Updated September. 16, 2013 06:18
Tritium levels were found to have soared 36 folds over the past five days at a monitoring well near a wastewater storage tank at the Fukushima Daiichi Power Plant, Japan, meaning that radioactive water leaks seeped from the tank into the ground are flowing into groundwater.
Tokyo Electric Power Company announced Saturday that the level of radioactive tritium found in groundwater collected Friday from one of the wells near the leaking tank rose to 150,000 becquerels per liter. Statutory allowance is 60,000 becquerels.
The level of tritium, which was first detected on September 8 at 4,200 becquerels per liter, has increased day after day to reach 150,000 becquerels Friday. The power company said, radioactive water leaks from the tank, which seeped into the ground, seem to have flowed into underground water increasing tritium levels.

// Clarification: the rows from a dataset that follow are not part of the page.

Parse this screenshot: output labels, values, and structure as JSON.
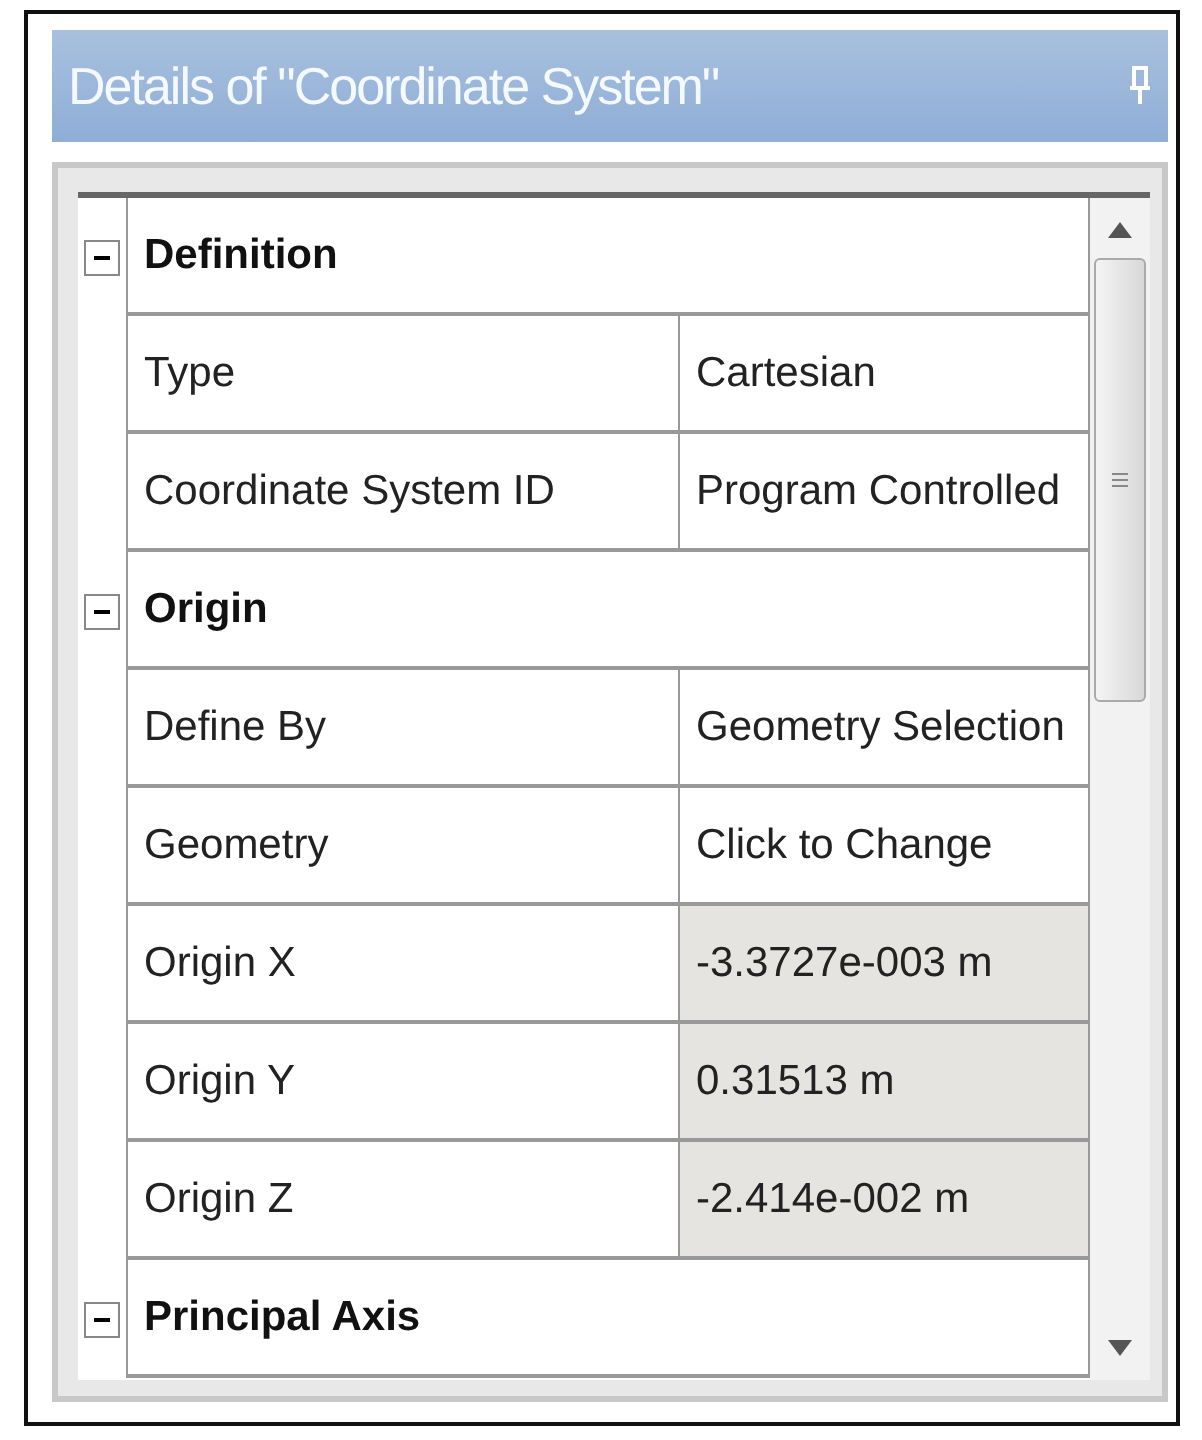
{
  "panel": {
    "title": "Details of \"Coordinate System\""
  },
  "sections": [
    {
      "name": "Definition",
      "expanded": true,
      "rows": [
        {
          "label": "Type",
          "value": "Cartesian",
          "read_only": false
        },
        {
          "label": "Coordinate System ID",
          "value": "Program Controlled",
          "read_only": false
        }
      ]
    },
    {
      "name": "Origin",
      "expanded": true,
      "rows": [
        {
          "label": "Define By",
          "value": "Geometry Selection",
          "read_only": false
        },
        {
          "label": "Geometry",
          "value": "Click to Change",
          "read_only": false
        },
        {
          "label": "Origin X",
          "value": "-3.3727e-003 m",
          "read_only": true
        },
        {
          "label": "Origin Y",
          "value": "0.31513 m",
          "read_only": true
        },
        {
          "label": "Origin Z",
          "value": "-2.414e-002 m",
          "read_only": true
        }
      ]
    },
    {
      "name": "Principal Axis",
      "expanded": true
    }
  ]
}
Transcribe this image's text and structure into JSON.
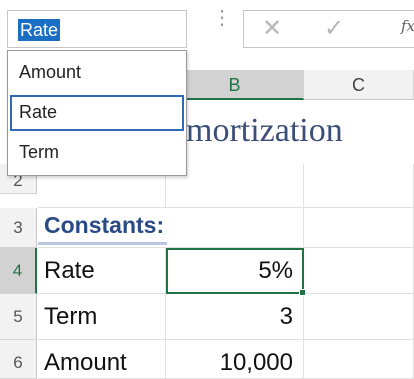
{
  "name_box": {
    "value": "Rate"
  },
  "formula_bar": {
    "cancel_icon": "close-icon",
    "enter_icon": "checkmark-icon",
    "fx_label": "fx"
  },
  "name_dropdown": {
    "items": [
      "Amount",
      "Rate",
      "Term"
    ],
    "focused_item": "Rate"
  },
  "columns": [
    "B",
    "C"
  ],
  "rows": [
    "2",
    "3",
    "4",
    "5",
    "6"
  ],
  "sheet": {
    "title": "mortization",
    "constants_heading": "Constants:",
    "rows": [
      {
        "label": "Rate",
        "value": "5%"
      },
      {
        "label": "Term",
        "value": "3"
      },
      {
        "label": "Amount",
        "value": "10,000"
      }
    ]
  },
  "colors": {
    "accent_green": "#217346",
    "selection_blue": "#1a6fc4",
    "heading_blue": "#2a4a86",
    "title_color": "#3a4e77"
  }
}
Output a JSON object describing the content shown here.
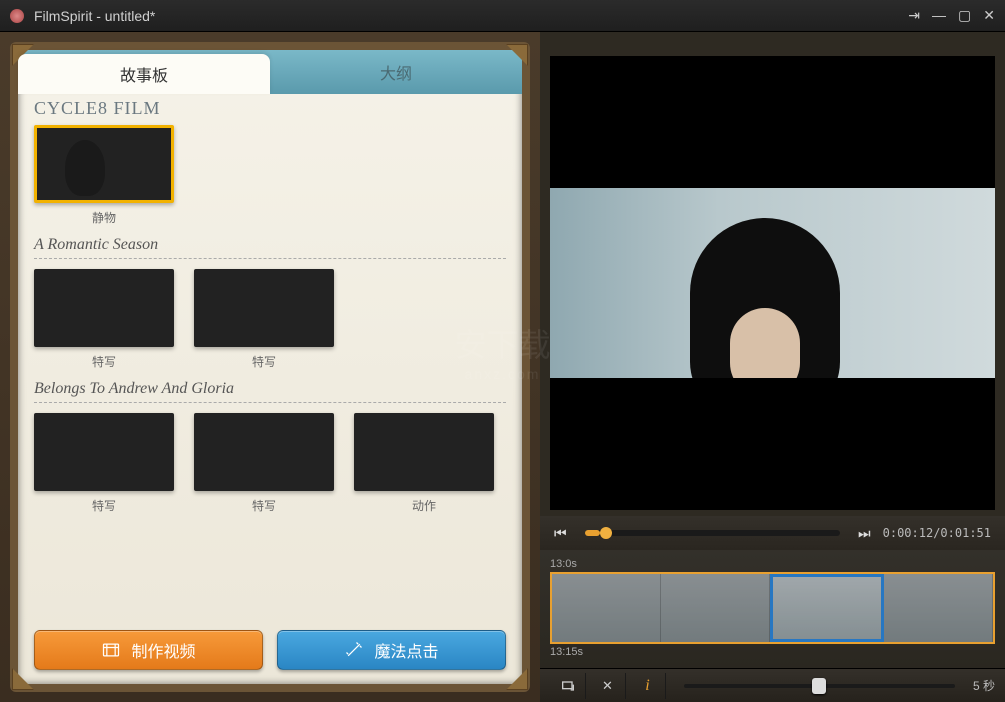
{
  "window": {
    "title": "FilmSpirit - untitled*"
  },
  "tabs": {
    "storyboard": "故事板",
    "outline": "大纲"
  },
  "brand": "CYCLE8 FILM",
  "sections": [
    {
      "title": "",
      "items": [
        {
          "caption": "静物",
          "selected": true,
          "style": "still-a"
        }
      ]
    },
    {
      "title": "A Romantic Season",
      "items": [
        {
          "caption": "特写",
          "style": "still-dark"
        },
        {
          "caption": "特写",
          "style": "still-dark2"
        }
      ]
    },
    {
      "title": "Belongs To Andrew And Gloria",
      "items": [
        {
          "caption": "特写",
          "style": "still-b"
        },
        {
          "caption": "特写",
          "style": "still-c"
        },
        {
          "caption": "动作",
          "style": "still-d"
        }
      ]
    }
  ],
  "buttons": {
    "make": "制作视频",
    "magic": "魔法点击"
  },
  "player": {
    "time": "0:00:12/0:01:51"
  },
  "timeline": {
    "top_label": "13:0s",
    "bottom_label": "13:15s"
  },
  "speed": {
    "label": "5 秒"
  },
  "watermark": {
    "main": "安下载",
    "sub": "anxz.com"
  }
}
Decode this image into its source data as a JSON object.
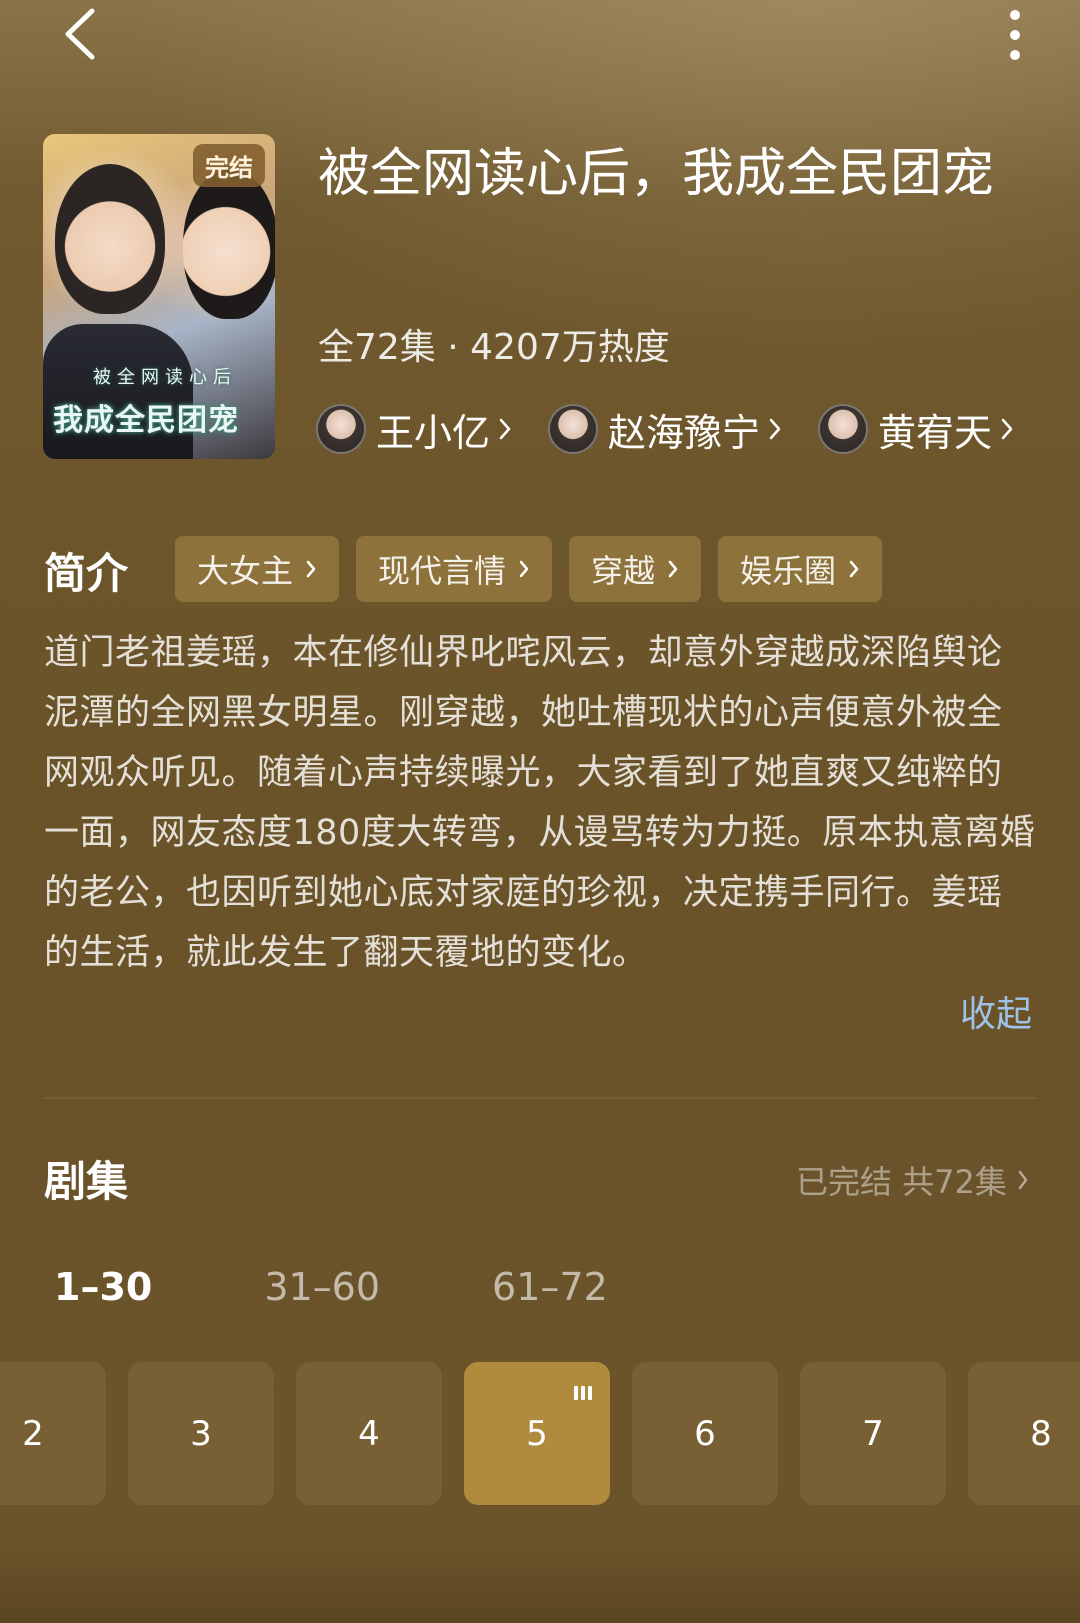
{
  "nav": {
    "back_icon": "chevron-left-icon",
    "more_icon": "more-vertical-icon"
  },
  "drama": {
    "poster_badge": "完结",
    "poster_title": "我成全民团宠",
    "poster_subtitle": "被全网读心后",
    "title": "被全网读心后，我成全民团宠",
    "meta": "全72集 · 4207万热度",
    "actors": [
      {
        "name": "王小亿"
      },
      {
        "name": "赵海豫宁"
      },
      {
        "name": "黄宥天"
      }
    ]
  },
  "intro": {
    "label": "简介",
    "tags": [
      "大女主",
      "现代言情",
      "穿越",
      "娱乐圈"
    ],
    "description": "道门老祖姜瑶，本在修仙界叱咤风云，却意外穿越成深陷舆论泥潭的全网黑女明星。刚穿越，她吐槽现状的心声便意外被全网观众听见。随着心声持续曝光，大家看到了她直爽又纯粹的一面，网友态度180度大转弯，从谩骂转为力挺。原本执意离婚的老公，也因听到她心底对家庭的珍视，决定携手同行。姜瑶的生活，就此发生了翻天覆地的变化。",
    "collapse_label": "收起"
  },
  "episodes": {
    "label": "剧集",
    "status": "已完结 共72集",
    "ranges": [
      "1–30",
      "31–60",
      "61–72"
    ],
    "active_range": "1–30",
    "items": [
      "2",
      "3",
      "4",
      "5",
      "6",
      "7",
      "8"
    ],
    "current": "5"
  },
  "colors": {
    "background": "#6b532a",
    "accent_current_episode": "#b08a3d",
    "link": "#9fc2e8"
  }
}
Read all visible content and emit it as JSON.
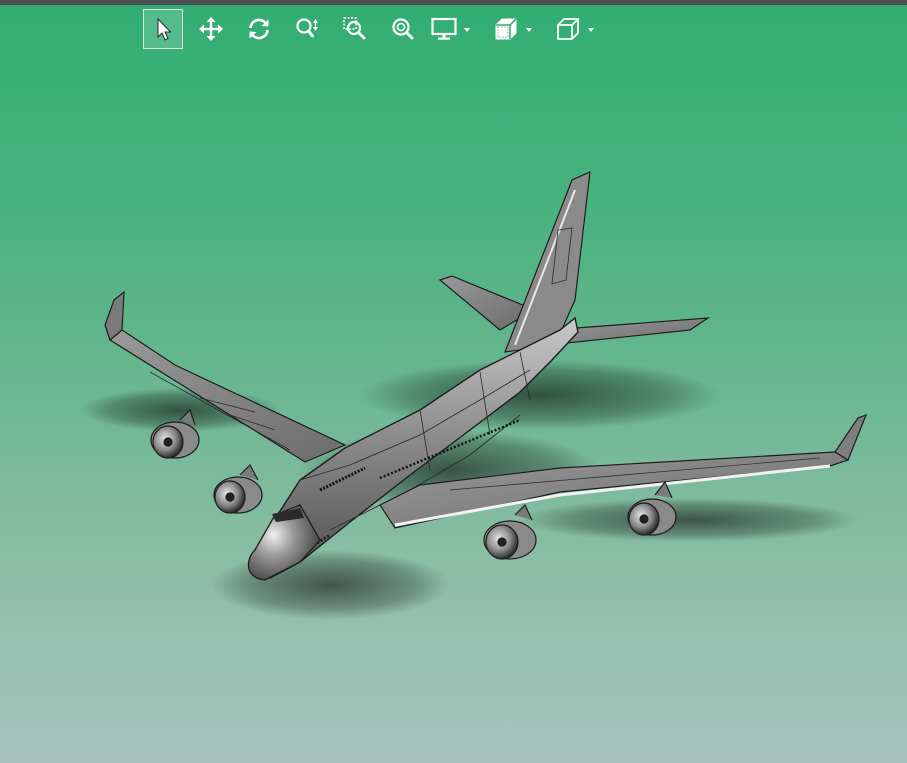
{
  "toolbar": {
    "tools": [
      {
        "id": "select",
        "icon": "select-arrow-icon",
        "active": true
      },
      {
        "id": "pan",
        "icon": "pan-move-icon",
        "active": false
      },
      {
        "id": "rotate",
        "icon": "rotate-icon",
        "active": false
      },
      {
        "id": "zoom-dynamic",
        "icon": "zoom-updown-icon",
        "active": false
      },
      {
        "id": "zoom-window",
        "icon": "zoom-window-icon",
        "active": false
      },
      {
        "id": "zoom-fit",
        "icon": "zoom-fit-icon",
        "active": false
      },
      {
        "id": "display-mode",
        "icon": "monitor-icon",
        "has_dropdown": true
      },
      {
        "id": "render-style",
        "icon": "shaded-cube-icon",
        "has_dropdown": true
      },
      {
        "id": "view-orientation",
        "icon": "wireframe-cube-icon",
        "has_dropdown": true
      }
    ]
  },
  "viewport": {
    "model": "airplane-3d-model",
    "background_top": "#31ad72",
    "background_bottom": "#a6c3bd",
    "model_color": "#8e8e8e"
  }
}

The power company said Friday in a meeting on marine monitoring of the Nuclear Regulatory Commission that radioactive cesium levels in the ocean near the power plant had been released lower than the actual levels by several Becquerels per liter due to errors in the measuring process and that this problem was corrected in June.